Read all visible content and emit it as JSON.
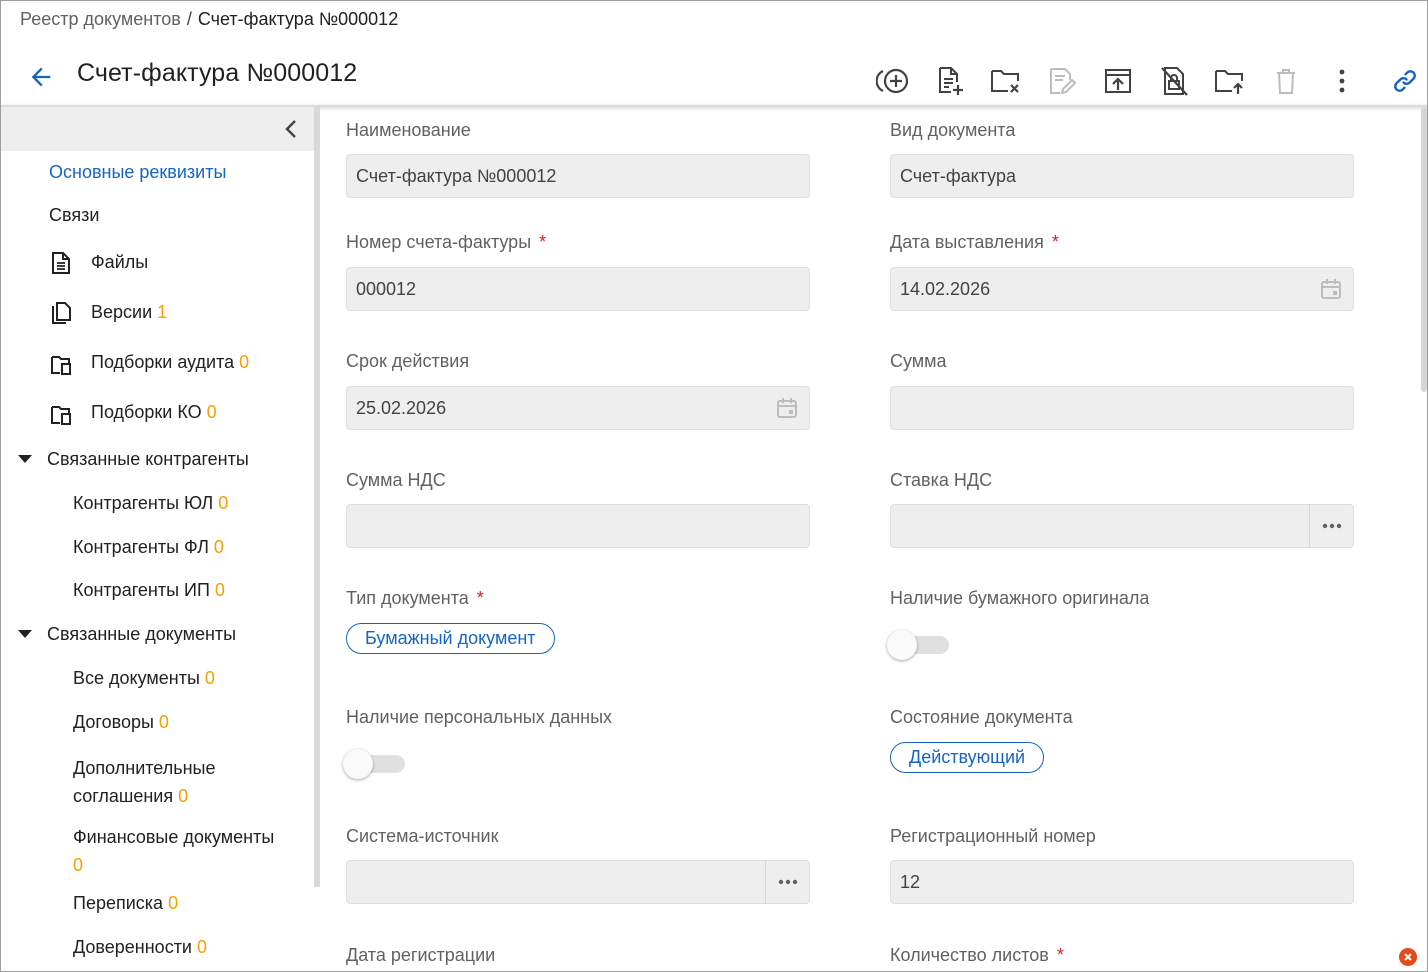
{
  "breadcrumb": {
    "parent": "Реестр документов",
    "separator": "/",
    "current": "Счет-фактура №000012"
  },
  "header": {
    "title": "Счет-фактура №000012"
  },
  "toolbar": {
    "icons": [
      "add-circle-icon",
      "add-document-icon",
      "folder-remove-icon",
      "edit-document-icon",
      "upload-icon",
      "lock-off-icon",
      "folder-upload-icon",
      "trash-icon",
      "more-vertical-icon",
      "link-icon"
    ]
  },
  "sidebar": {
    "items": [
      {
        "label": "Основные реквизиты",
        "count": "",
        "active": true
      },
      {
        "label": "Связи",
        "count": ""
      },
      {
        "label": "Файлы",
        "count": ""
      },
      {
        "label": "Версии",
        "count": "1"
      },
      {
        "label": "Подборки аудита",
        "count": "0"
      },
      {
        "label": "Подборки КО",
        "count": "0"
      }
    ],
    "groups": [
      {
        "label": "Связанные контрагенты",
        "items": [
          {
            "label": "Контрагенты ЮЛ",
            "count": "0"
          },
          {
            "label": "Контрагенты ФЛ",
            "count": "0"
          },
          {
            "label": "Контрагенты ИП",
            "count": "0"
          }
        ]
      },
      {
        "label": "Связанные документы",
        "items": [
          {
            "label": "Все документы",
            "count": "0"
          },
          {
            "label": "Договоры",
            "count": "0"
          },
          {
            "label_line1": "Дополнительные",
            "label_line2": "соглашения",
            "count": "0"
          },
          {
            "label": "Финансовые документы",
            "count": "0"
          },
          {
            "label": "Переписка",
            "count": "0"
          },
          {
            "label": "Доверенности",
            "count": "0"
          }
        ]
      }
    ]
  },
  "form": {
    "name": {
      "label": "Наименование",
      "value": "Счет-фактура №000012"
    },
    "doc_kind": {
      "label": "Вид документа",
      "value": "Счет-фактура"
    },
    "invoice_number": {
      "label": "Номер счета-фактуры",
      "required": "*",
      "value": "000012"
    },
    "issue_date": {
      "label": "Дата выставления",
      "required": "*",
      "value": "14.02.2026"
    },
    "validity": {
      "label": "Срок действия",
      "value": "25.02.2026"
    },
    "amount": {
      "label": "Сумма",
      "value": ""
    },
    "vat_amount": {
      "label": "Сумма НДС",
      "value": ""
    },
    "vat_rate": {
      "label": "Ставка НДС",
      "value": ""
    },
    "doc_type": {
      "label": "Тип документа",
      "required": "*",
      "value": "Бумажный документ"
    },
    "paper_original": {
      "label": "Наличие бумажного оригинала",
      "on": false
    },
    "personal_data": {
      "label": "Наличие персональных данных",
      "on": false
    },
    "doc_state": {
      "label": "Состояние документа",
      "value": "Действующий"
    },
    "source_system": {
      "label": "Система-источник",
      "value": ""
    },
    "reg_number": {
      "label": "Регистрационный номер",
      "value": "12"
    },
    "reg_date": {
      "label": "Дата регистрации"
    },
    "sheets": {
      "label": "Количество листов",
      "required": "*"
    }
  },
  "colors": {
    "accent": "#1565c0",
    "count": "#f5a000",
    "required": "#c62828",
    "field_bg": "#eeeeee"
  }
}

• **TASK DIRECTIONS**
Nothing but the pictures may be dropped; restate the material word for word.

• **REPLY TO THE TASK**
Read all visible content and emit it as JSON.
{
  "breadcrumb": {
    "parent": "Реестр документов",
    "separator": "/",
    "current": "Счет-фактура №000012"
  },
  "header": {
    "title": "Счет-фактура №000012"
  },
  "toolbar": {
    "icons": [
      "add-circle-icon",
      "add-document-icon",
      "folder-remove-icon",
      "edit-document-icon",
      "upload-icon",
      "lock-off-icon",
      "folder-upload-icon",
      "trash-icon",
      "more-vertical-icon",
      "link-icon"
    ]
  },
  "sidebar": {
    "items": [
      {
        "label": "Основные реквизиты",
        "count": "",
        "active": true
      },
      {
        "label": "Связи",
        "count": ""
      },
      {
        "label": "Файлы",
        "count": ""
      },
      {
        "label": "Версии",
        "count": "1"
      },
      {
        "label": "Подборки аудита",
        "count": "0"
      },
      {
        "label": "Подборки КО",
        "count": "0"
      }
    ],
    "groups": [
      {
        "label": "Связанные контрагенты",
        "items": [
          {
            "label": "Контрагенты ЮЛ",
            "count": "0"
          },
          {
            "label": "Контрагенты ФЛ",
            "count": "0"
          },
          {
            "label": "Контрагенты ИП",
            "count": "0"
          }
        ]
      },
      {
        "label": "Связанные документы",
        "items": [
          {
            "label": "Все документы",
            "count": "0"
          },
          {
            "label": "Договоры",
            "count": "0"
          },
          {
            "label_line1": "Дополнительные",
            "label_line2": "соглашения",
            "count": "0"
          },
          {
            "label": "Финансовые документы",
            "count": "0"
          },
          {
            "label": "Переписка",
            "count": "0"
          },
          {
            "label": "Доверенности",
            "count": "0"
          }
        ]
      }
    ]
  },
  "form": {
    "name": {
      "label": "Наименование",
      "value": "Счет-фактура №000012"
    },
    "doc_kind": {
      "label": "Вид документа",
      "value": "Счет-фактура"
    },
    "invoice_number": {
      "label": "Номер счета-фактуры",
      "required": "*",
      "value": "000012"
    },
    "issue_date": {
      "label": "Дата выставления",
      "required": "*",
      "value": "14.02.2026"
    },
    "validity": {
      "label": "Срок действия",
      "value": "25.02.2026"
    },
    "amount": {
      "label": "Сумма",
      "value": ""
    },
    "vat_amount": {
      "label": "Сумма НДС",
      "value": ""
    },
    "vat_rate": {
      "label": "Ставка НДС",
      "value": ""
    },
    "doc_type": {
      "label": "Тип документа",
      "required": "*",
      "value": "Бумажный документ"
    },
    "paper_original": {
      "label": "Наличие бумажного оригинала",
      "on": false
    },
    "personal_data": {
      "label": "Наличие персональных данных",
      "on": false
    },
    "doc_state": {
      "label": "Состояние документа",
      "value": "Действующий"
    },
    "source_system": {
      "label": "Система-источник",
      "value": ""
    },
    "reg_number": {
      "label": "Регистрационный номер",
      "value": "12"
    },
    "reg_date": {
      "label": "Дата регистрации"
    },
    "sheets": {
      "label": "Количество листов",
      "required": "*"
    }
  },
  "colors": {
    "accent": "#1565c0",
    "count": "#f5a000",
    "required": "#c62828",
    "field_bg": "#eeeeee"
  }
}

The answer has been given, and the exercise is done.